Medical Chronicle

Sleep that knits up the ravell'd sleave of care

In your cabin, where there is nothing unnecessary, these objects are present. They are just there keeping you company during this strange solo voyage.

Other objects are not so kind. There’s the gennaker. Impossible to hoist it correctly. This morning got off to a good start. The halyard wound properly on the winch, the handle turned at the right speed and the sail smoothly hoisted. Only the final third left. Yes it can be done. The boat heels over and the sail flaps. Too late! It’s stuck in the staysail stay. A lot of swearing. That doesn’t help much. You have to do something quickly. Clip on. Out onto the bow and pull with all your strength to free the sail. Your hands slip. The boat accelerates and digs into a wave. The wave hits you and knocks you over. The spray stings your eyes. You feel your way around. The sail fills. You try to hold it, but it takes you with it and shakes you up. Don’t let go. Hold on tight and pull. Pull. Your arms and legs begin to hurt. In spite of the cold and damp, you are sweating. Yes. You’ve done it. It’s free. Quickly back to the winch to finish hoisting it before it happens again.

It’s as if you had that furry animal with big ears on board whose name must not be mentioned. It means bad luck. There has always been superstition in the navy and sailing world. On the old vessels, they used to eat the ropes holding teh cargo in place. A sudden heel and the cargo slips with the boat capsizing. On British boats, they have a thing about leafy plants. Their roots are said to drag the boat down.

So many things to do. Check the positions, which have just popped up on the computer screen. Perfect. I haven’t lost any ground, but it’s tight. Now the weather charts. The connection is so slow. OK so bearing 122, for three hours and when the wind shifts, it’s up with the spinnaker. What time is it? I have to call home to say that everything is fine. Then there is the videoconference with my partner. That’s going to take some time. Then the radio session. I have hardly enough time to eat and it’s time to look ahead to the afternoon. Send back the photo to the Press centre, carry out some maintenance, a bit of DIY. Try to stay at the helm for as long as possible, trim all the time and keep an eye out. This evening, there is the video for the website and a nice sunset.

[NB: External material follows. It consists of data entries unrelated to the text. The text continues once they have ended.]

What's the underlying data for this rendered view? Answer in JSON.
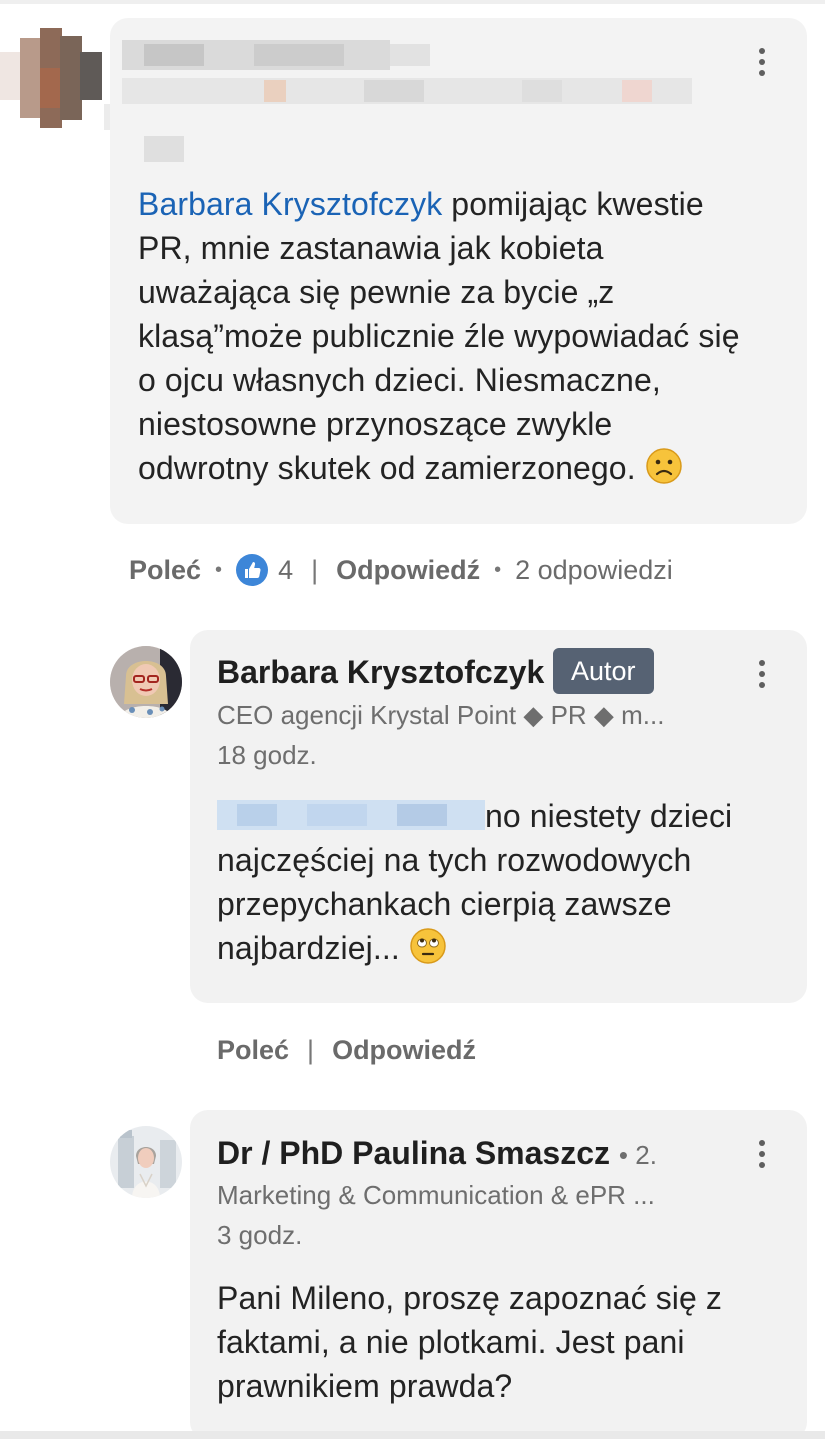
{
  "comment_top": {
    "mention": "Barbara Krysztofczyk",
    "text_lines": [
      " pomijając kwestie",
      "PR, mnie zastanawia jak kobieta",
      "uważająca się pewnie za bycie „z",
      "klasą”może publicznie źle wypowiadać się",
      "o ojcu własnych dzieci. Niesmaczne,",
      "niestosowne przynoszące zwykle",
      "odwrotny skutek od zamierzonego."
    ],
    "emoji": "frowning-face-emoji",
    "actions": {
      "recommend": "Poleć",
      "likes": "4",
      "reply": "Odpowiedź",
      "replies_count": "2 odpowiedzi"
    }
  },
  "reply_1": {
    "name": "Barbara Krysztofczyk",
    "badge": "Autor",
    "headline": "CEO agencji Krystal Point ◆ PR ◆ m...",
    "time": "18 godz.",
    "text_lines": [
      "no niestety dzieci",
      "najczęściej na tych rozwodowych",
      "przepychankach cierpią zawsze",
      "najbardziej..."
    ],
    "emoji": "eye-roll-emoji",
    "actions": {
      "recommend": "Poleć",
      "reply": "Odpowiedź"
    }
  },
  "reply_2": {
    "name": "Dr / PhD Paulina Smaszcz",
    "degree": "• 2.",
    "headline": "Marketing & Communication & ePR ...",
    "time": "3 godz.",
    "text_lines": [
      "Pani Mileno, proszę zapoznać się z",
      "faktami, a nie plotkami. Jest pani",
      "prawnikiem prawda?"
    ]
  },
  "colors": {
    "mention": "#1a63b5",
    "bubble": "#f2f2f2",
    "badge": "#566273",
    "like": "#3d86d8"
  }
}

The body needs that light. Like a tulip opening in the morning and closing in the evening, the body reacts similarly. The sun regulates our life and is part of our body’s clock mechanism.

But when the time changes there is the jet lag phenomenon. You adapt to the sun and time change by just one hour a day. When sailing around the Antarctic, the skippers will pass through twenty time zones in one month To stay in phase, they put back their watches half an hour a day to cope. But the phone calls are in French time and you get disturbed at all hours. There’s nothing worse on board.

Many of our body’s functions depend on the sun. The temperature, for example. Lowest at the end of the night, it increases with the sunlight and reaches a peak early evening, before dropping off in the dark. Our ability matches this. Increasing during the day, at its maximum in the evening, it drops off during the night. It’s only normal to feel cold and want to sleep at four in the morning. That’s when the body is supposed to be resting. Awake it is vulnerable, with a maximum risk of a loss of attention. Very dangerous when driving and when safety is paramount. It is not by chance that human error lying behind industrial disasters tends to happen at night.

Our clock does not take into account our social life. We start to feel tired in the early afternoon. The signal is clear. Time to rest. A twenty minute nap. But your boss wouldn’t be too happy.

You yawn, feel tire. It’s hard to concentrate… all signs that you need to sleep. These waves occurring every ten minutes happen every couple of hours. You feel them in the evening, if you don’t go to bed at the usual time. Falling asleep as the body winds down means you slip into deep sleep and get some real rest. It is the ideal. Later, it is harder to get to sleep and the sleep is not of such a high quality.

The skippers have learned to identify this pattern to get some efficient sleep. While remaining fully focused, these sleep expert maintain their performance and limit the risk of accidents or mistakes. In the Forties and indeed elsewhere, there’s no point in denying it. You need your sleep.

Dr Jean-Yves CHAUVE

Snap code

Follow us on Snapchat
vendeeglobe2016